If the city can't come to terms with EarthLink, the city's Department of Telecommunications and Information Services (DTIS) can terminate the negotiations and move on to the next highest ranked proposal. That would be MetroFi next, followed by the SF Metro Connect consortium in third place.
The network proposed by EarthLink will be built in partnership with Google, using equipment from Motorola for backhaul and from Tropos Networks for mesh/client connections. Motorola also provides the personnel to install all the hardware. Cost of deployment is expected to reach between $8 and $10 million. Taxpayers would contribute nothing it's all out of Google's and EarthLink's pockets.
Google also supports a muni network in its hometown of Mountain View, California, south of San Francisco.

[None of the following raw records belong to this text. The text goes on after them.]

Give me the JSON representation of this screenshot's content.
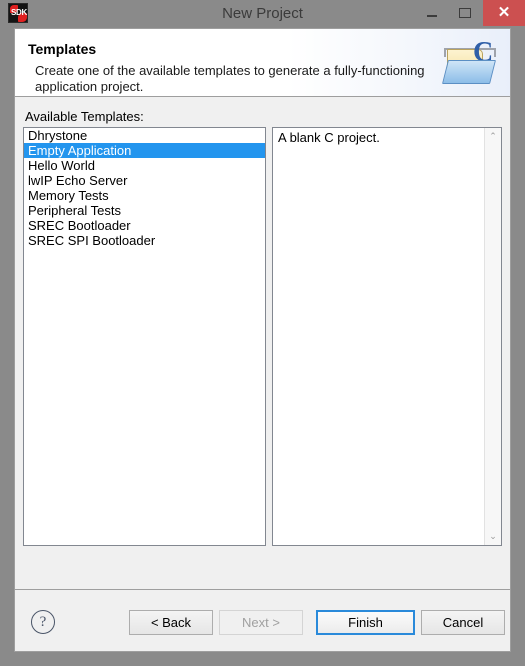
{
  "window": {
    "title": "New Project",
    "icon_name": "sdk-icon",
    "icon_text": "SDK",
    "controls": {
      "minimize": "minimize-icon",
      "maximize": "maximize-icon",
      "close": "✕"
    }
  },
  "header": {
    "title": "Templates",
    "description": "Create one of the available templates to generate a fully-functioning application project.",
    "icon_name": "c-project-folder-icon",
    "icon_letter": "C"
  },
  "main": {
    "list_label": "Available Templates:",
    "templates": [
      {
        "label": "Dhrystone",
        "selected": false
      },
      {
        "label": "Empty Application",
        "selected": true
      },
      {
        "label": "Hello World",
        "selected": false
      },
      {
        "label": "lwIP Echo Server",
        "selected": false
      },
      {
        "label": "Memory Tests",
        "selected": false
      },
      {
        "label": "Peripheral Tests",
        "selected": false
      },
      {
        "label": "SREC Bootloader",
        "selected": false
      },
      {
        "label": "SREC SPI Bootloader",
        "selected": false
      }
    ],
    "description_panel": {
      "text": "A blank C project.",
      "scroll_up": "⌃",
      "scroll_down": "⌄"
    }
  },
  "footer": {
    "help_label": "?",
    "buttons": {
      "back": "< Back",
      "next": "Next >",
      "finish": "Finish",
      "cancel": "Cancel"
    }
  },
  "colors": {
    "selection": "#2395ee",
    "title_bar": "#8a8a8a",
    "close_button": "#cc5050",
    "dialog_background": "#f0f0f0",
    "default_button_focus": "#2a8ada"
  }
}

Despite rumors of plans to build a nationwide Wi-Fi network, the search engine giant consistently says it has no plans to do Wi-Fi outside of these two cities (where the preponderance of its staffers live). Google will purchase wholesale access to the EarthLink network in San Francisco and use the bandwidth to give away 300 Kbps access to all comers for the low, low price of watching targeted advertising. Faster service will be available from EarthLink; likely cost is expected at $20 per month for 1Mbps downloads. EarthLink is going to offer wholesale access to any provider on a non-discriminatory basis.
EarthLink is now the darling of two major cities going wireless. Philadelphia picked the ISP to unwire its environs back in October 2005. That deployment has been repeatedly held up, but Tolpegin says negotiations are over and it only is waiting for a final approval from the city council. Cost of deployment there is estimated to be $15 million. Tolpegin says San Francisco will probably cost less, as the city is about one-third the size and they'll likely use less equipment, even with the famous hill-terrain topology of the Bay Area. "The topology will drive the architecture," says Tolpegin.
The San Francisco mayor's office which first proposed wireless for the municipality in 2004 hopes that the city's Wi-Fi cloud will be operational by the end of the year.
"A lot of this depends on how contract negotiations go," says Tolpegin. "The faster they go, the more likely we can go this year. There may be new requirements introduced; it's a dynamic situation. We're ready to move quickly."